Unlike many years before, now major national and county hospitals have Gender Recovery Centres where victims receive not just medical attention but also counselling to relieve the psychological trauma. Also, police stations have gender desks with continuous efforts being made to equip them with officers trained mainly to handle those who have been abused either physically or sexually. Considering the urgency that comes with incidents of GBV, the mobile applications designed to address the vice, can assist victims or those potentially at risk to get quick assistance, Moturi said.
The Bonga App has a feature for creation of trustworthy emergency contacts which an individual can send an alarm text or chat to should they sense danger, a provision which Moturi says if utilized effectively can prevent women, girls and even men from danger, and facilitate immediate action on perpetrators from relevant authorities, he said. However, achieving total elimination of GBV from Kenyan society would require other interventions especially educating communities on impacts of the violence and how it affects their development, Moturi observed. "It begins with how people perceive GBV. If they change their attitude and begin to speak against it and stand strong to fight against it from homes to open spaces, then we will not have these incidents happening," he said."But that requires a lot of sensitization. The law also has to take its course so that the perpetrators are arrested and prosecuted," he said.
Globally, GBV is considered a violation of the human rights of the victim and women and girls have for decades been subjects of the vice such that Convention on Elimination of All Forms of Violence Against Women came to be in which countries are obliged to end GBV as its one major form of violence.
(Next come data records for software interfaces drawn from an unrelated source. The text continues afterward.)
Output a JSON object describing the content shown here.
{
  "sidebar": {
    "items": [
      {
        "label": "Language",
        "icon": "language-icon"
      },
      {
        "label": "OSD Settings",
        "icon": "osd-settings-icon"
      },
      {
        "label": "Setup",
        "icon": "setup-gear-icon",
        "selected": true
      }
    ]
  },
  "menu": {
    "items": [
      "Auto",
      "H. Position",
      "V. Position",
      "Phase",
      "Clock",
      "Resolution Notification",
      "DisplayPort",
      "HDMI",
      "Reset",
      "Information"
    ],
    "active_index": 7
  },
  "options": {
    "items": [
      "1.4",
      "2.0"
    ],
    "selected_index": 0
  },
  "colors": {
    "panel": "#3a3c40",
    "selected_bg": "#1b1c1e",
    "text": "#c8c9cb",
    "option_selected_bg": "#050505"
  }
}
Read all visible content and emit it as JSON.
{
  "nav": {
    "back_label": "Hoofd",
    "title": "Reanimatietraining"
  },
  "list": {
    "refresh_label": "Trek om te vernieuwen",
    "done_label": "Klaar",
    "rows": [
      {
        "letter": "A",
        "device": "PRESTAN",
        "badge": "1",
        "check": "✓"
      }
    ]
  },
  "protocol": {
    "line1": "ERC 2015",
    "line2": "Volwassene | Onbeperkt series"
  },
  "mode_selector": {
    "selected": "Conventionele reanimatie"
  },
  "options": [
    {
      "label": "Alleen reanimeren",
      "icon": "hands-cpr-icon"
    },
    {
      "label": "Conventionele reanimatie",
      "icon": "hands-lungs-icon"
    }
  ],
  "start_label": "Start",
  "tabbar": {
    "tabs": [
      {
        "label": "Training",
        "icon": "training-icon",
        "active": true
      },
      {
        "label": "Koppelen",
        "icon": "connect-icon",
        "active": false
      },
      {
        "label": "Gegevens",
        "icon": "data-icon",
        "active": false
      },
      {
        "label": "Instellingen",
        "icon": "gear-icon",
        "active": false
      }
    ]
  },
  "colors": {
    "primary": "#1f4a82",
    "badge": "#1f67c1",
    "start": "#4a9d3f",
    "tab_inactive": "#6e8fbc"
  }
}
Damaris Parsitau, Director of the Institute of Women, Gender and Development Studies at Egerton University said "technology is the new way to fighting gender based violence." "Communication Authority of Kenya (CA) from its data shows a huge penetration of mobile use in the country and so capitalizing on mobile applications can really help in addressing this issue anywhere around the country and thereby significantly reduce their occurrences," she said.
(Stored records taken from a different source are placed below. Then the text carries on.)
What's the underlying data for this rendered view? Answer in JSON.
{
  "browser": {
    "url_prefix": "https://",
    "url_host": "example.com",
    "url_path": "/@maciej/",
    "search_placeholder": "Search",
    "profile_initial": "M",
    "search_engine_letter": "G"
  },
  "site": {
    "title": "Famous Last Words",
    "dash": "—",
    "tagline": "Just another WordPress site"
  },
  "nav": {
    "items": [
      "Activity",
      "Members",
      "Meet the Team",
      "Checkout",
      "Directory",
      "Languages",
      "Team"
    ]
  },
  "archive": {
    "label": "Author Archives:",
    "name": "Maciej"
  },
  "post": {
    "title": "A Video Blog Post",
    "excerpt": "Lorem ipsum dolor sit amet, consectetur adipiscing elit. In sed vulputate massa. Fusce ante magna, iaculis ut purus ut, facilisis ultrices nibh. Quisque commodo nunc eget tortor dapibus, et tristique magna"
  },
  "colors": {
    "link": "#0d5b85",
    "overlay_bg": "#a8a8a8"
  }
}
Parsitau said GBV is detrimental to a country's socio-economic development as it keeps off the victim and close family from active productive activities. She believes use of anti-GBV applications can significantly help in tackling the social problem both in the rural and urban areas.Parsitau also recognized the necessity of educating students at the universities on the vice since they are also at risk of GBV and can be agents of change in the urban and rural communities.